PROBLEM REQUIREMENTS
Repeat the records. Each line must match exactly.

☆ ☆ ☆ ☆ ☆ ☆ ☆

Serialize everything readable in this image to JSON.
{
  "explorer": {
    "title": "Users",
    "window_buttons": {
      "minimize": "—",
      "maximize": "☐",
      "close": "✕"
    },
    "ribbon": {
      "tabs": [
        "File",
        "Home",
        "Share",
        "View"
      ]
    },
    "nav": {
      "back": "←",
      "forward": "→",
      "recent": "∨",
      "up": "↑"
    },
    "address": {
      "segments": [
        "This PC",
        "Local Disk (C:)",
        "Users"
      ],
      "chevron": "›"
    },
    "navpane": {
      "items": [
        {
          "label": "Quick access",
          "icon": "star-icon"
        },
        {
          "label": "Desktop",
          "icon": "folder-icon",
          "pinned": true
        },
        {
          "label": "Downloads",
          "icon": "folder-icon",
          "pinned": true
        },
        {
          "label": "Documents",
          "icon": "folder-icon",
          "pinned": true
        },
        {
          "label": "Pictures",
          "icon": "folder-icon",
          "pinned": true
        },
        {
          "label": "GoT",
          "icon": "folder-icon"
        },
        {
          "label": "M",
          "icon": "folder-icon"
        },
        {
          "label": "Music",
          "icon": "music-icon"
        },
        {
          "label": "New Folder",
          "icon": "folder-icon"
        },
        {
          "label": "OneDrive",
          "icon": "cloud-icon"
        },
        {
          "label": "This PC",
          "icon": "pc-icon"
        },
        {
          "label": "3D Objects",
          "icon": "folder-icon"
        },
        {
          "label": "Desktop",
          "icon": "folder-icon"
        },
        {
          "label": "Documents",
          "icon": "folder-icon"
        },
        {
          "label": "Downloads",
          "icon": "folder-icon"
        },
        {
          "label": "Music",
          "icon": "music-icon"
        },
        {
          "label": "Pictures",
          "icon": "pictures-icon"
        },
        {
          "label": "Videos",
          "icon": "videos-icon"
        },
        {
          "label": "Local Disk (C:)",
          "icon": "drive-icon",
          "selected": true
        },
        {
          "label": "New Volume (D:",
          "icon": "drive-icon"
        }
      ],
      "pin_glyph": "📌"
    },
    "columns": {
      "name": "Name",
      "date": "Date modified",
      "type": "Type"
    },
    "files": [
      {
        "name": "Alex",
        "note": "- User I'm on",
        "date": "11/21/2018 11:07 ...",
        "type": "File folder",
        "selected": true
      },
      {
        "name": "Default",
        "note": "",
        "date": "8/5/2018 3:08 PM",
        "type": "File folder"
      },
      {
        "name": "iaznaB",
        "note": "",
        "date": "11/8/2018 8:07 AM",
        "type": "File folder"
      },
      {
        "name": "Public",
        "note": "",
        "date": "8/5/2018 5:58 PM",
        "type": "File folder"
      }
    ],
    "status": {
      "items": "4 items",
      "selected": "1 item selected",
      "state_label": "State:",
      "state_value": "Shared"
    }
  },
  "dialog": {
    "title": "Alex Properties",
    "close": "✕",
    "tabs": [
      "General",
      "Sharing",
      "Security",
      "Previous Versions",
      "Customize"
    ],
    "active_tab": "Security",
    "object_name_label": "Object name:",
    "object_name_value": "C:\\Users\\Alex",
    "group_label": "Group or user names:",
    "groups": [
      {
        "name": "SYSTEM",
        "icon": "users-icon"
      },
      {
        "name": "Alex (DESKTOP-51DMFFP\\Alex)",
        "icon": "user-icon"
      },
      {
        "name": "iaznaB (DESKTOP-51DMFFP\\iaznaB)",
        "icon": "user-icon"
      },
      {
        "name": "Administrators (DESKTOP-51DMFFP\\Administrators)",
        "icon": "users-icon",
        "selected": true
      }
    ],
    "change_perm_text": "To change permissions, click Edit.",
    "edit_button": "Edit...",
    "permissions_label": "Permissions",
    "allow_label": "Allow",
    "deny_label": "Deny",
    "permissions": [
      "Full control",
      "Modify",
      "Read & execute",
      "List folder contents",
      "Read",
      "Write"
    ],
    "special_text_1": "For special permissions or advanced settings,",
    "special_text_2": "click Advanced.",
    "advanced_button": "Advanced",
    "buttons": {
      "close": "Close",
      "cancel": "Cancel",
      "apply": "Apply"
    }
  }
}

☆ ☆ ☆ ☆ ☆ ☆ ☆

OUTPUT BELOW
Serialize everything readable in this image to JSON.
{
  "explorer": {
    "title": "Users",
    "window_buttons": {
      "minimize": "—",
      "maximize": "☐",
      "close": "✕"
    },
    "ribbon": {
      "tabs": [
        "File",
        "Home",
        "Share",
        "View"
      ]
    },
    "nav": {
      "back": "←",
      "forward": "→",
      "recent": "∨",
      "up": "↑"
    },
    "address": {
      "segments": [
        "This PC",
        "Local Disk (C:)",
        "Users"
      ],
      "chevron": "›"
    },
    "navpane": {
      "items": [
        {
          "label": "Quick access",
          "icon": "star-icon"
        },
        {
          "label": "Desktop",
          "icon": "folder-icon",
          "pinned": true
        },
        {
          "label": "Downloads",
          "icon": "folder-icon",
          "pinned": true
        },
        {
          "label": "Documents",
          "icon": "folder-icon",
          "pinned": true
        },
        {
          "label": "Pictures",
          "icon": "folder-icon",
          "pinned": true
        },
        {
          "label": "GoT",
          "icon": "folder-icon"
        },
        {
          "label": "M",
          "icon": "folder-icon"
        },
        {
          "label": "Music",
          "icon": "music-icon"
        },
        {
          "label": "New Folder",
          "icon": "folder-icon"
        },
        {
          "label": "OneDrive",
          "icon": "cloud-icon"
        },
        {
          "label": "This PC",
          "icon": "pc-icon"
        },
        {
          "label": "3D Objects",
          "icon": "folder-icon"
        },
        {
          "label": "Desktop",
          "icon": "folder-icon"
        },
        {
          "label": "Documents",
          "icon": "folder-icon"
        },
        {
          "label": "Downloads",
          "icon": "folder-icon"
        },
        {
          "label": "Music",
          "icon": "music-icon"
        },
        {
          "label": "Pictures",
          "icon": "pictures-icon"
        },
        {
          "label": "Videos",
          "icon": "videos-icon"
        },
        {
          "label": "Local Disk (C:)",
          "icon": "drive-icon",
          "selected": true
        },
        {
          "label": "New Volume (D:",
          "icon": "drive-icon"
        }
      ],
      "pin_glyph": "📌"
    },
    "columns": {
      "name": "Name",
      "date": "Date modified",
      "type": "Type"
    },
    "files": [
      {
        "name": "Alex",
        "note": "- User I'm on",
        "date": "11/21/2018 11:07 ...",
        "type": "File folder",
        "selected": true
      },
      {
        "name": "Default",
        "note": "",
        "date": "8/5/2018 3:08 PM",
        "type": "File folder"
      },
      {
        "name": "iaznaB",
        "note": "",
        "date": "11/8/2018 8:07 AM",
        "type": "File folder"
      },
      {
        "name": "Public",
        "note": "",
        "date": "8/5/2018 5:58 PM",
        "type": "File folder"
      }
    ],
    "status": {
      "items": "4 items",
      "selected": "1 item selected",
      "state_label": "State:",
      "state_value": "Shared"
    }
  },
  "dialog": {
    "title": "Alex Properties",
    "close": "✕",
    "tabs": [
      "General",
      "Sharing",
      "Security",
      "Previous Versions",
      "Customize"
    ],
    "active_tab": "Security",
    "object_name_label": "Object name:",
    "object_name_value": "C:\\Users\\Alex",
    "group_label": "Group or user names:",
    "groups": [
      {
        "name": "SYSTEM",
        "icon": "users-icon"
      },
      {
        "name": "Alex (DESKTOP-51DMFFP\\Alex)",
        "icon": "user-icon"
      },
      {
        "name": "iaznaB (DESKTOP-51DMFFP\\iaznaB)",
        "icon": "user-icon"
      },
      {
        "name": "Administrators (DESKTOP-51DMFFP\\Administrators)",
        "icon": "users-icon",
        "selected": true
      }
    ],
    "change_perm_text": "To change permissions, click Edit.",
    "edit_button": "Edit...",
    "permissions_label": "Permissions",
    "allow_label": "Allow",
    "deny_label": "Deny",
    "permissions": [
      "Full control",
      "Modify",
      "Read & execute",
      "List folder contents",
      "Read",
      "Write"
    ],
    "special_text_1": "For special permissions or advanced settings,",
    "special_text_2": "click Advanced.",
    "advanced_button": "Advanced",
    "buttons": {
      "close": "Close",
      "cancel": "Cancel",
      "apply": "Apply"
    }
  }
}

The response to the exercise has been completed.